After New Mexico's governor announced she will withdraw National Guard troops from the border, California's governor follows suit.
California’s progressive Governor Gavin Newsom is gearing up to remove the 360 National Guard members currently stationed atthe border with Mexico since last April saying in a Monday statement that he will no longer go along with President Donald Trump’s “political theater” trying to convince the U.S. public that his and other southwest states next to Mexico are in the middle of a ‘national security crisis’.
The decision follows New Mexico Governor Michelle Lujan Grisham’s bold move last week to withdraw nearly all of her state guard from the border. On Feb. 6, Lujan Grisham told the press “New Mexico will not take part in the president’s charade of border fear-mongering by misusing our diligent National Guard troops.”
The California leader released a statement early Monday morning obtained by the L.A. Times containing parts of his first State of the State address he’s set to give Tuesday night. In Newsom’s communique the Democratic governor says Trump’s “Border ‘emergency’ is a manufactured crisis.” The governor’s administration, in office for just a few weeks, said the removal of troops is “our answer to the White House: No more division, xenophobia or nativism.”
Newsom is expected to formally announce during his first state address that he will “refocus (the troops) on the real threats facing our state,” such as wildfire prevention and drug trafficking. The previous Democratic Governor Jerry Brown gave the go-ahead to deploy some 400 National Guard members at the California border last April as thousands of Central American migrants and asylum seekers were trying to gain entry into the U.S. in order to escape prolonged poverty rates of 70 percent and annual homicide rates between 27 and 56 percent.
These announcements by border state leaders comes as Trump is sending in around 3,700 active duty troops to the border to support Border Patrol agents.
The president will hold a Monday night rally in El Paso, Texas to promote his 3,100km border wall proposal he has been touting —paid for either by Mexico or U.S. citizens — since his campaign.
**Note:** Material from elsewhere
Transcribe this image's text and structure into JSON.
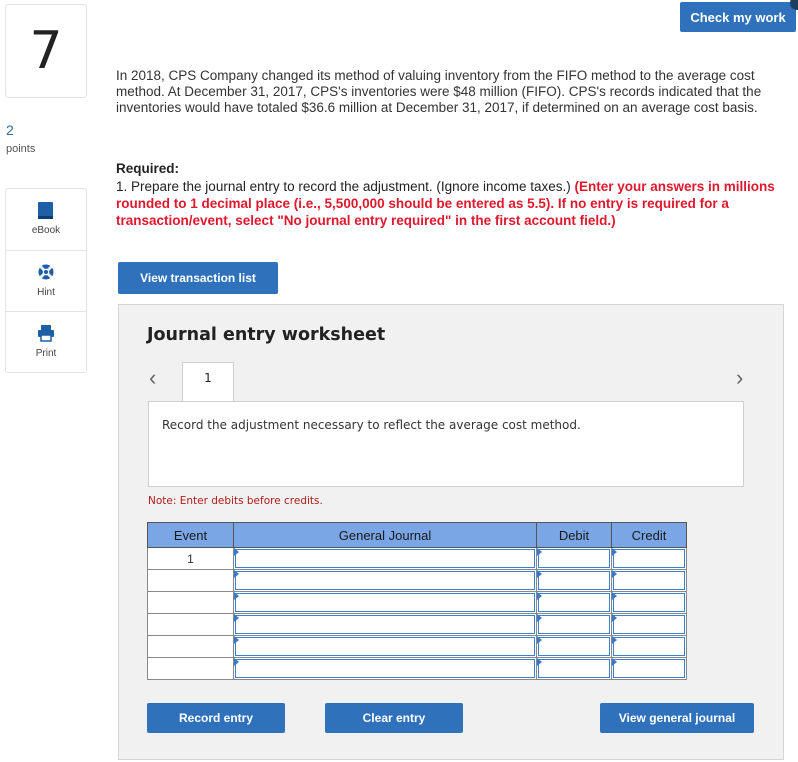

The likely 2020 presidential candidate Beto O’Rourke is planning his own counter protest with local leaders against Trump and the fortified wall also in El Paso, according to the Houston Chronicle.
Around 2,400 Central Americans in the latest ‘migrant caravan’ wave left Mexico City in late January and an estimated 1,800 of them arrived recently at the border with Texas. State leaders there have order the deployment of another 250 National Guard troops to Eagle Pass to cut off the asylum seekers.
Patricia Gandara, co-director of the Civil Rights Project at UCLA, agreed with Newsom’s decision. “I think we grew up and we realized that immigrants were not a threat,” Gandara told the L.A. Times. “We’re the fifth-largest economy in the world. And we have the largest percentage of immigrants in our state. How do you reconcile that if you think immigrants are taking our jobs and bringing down the economy?” she asked.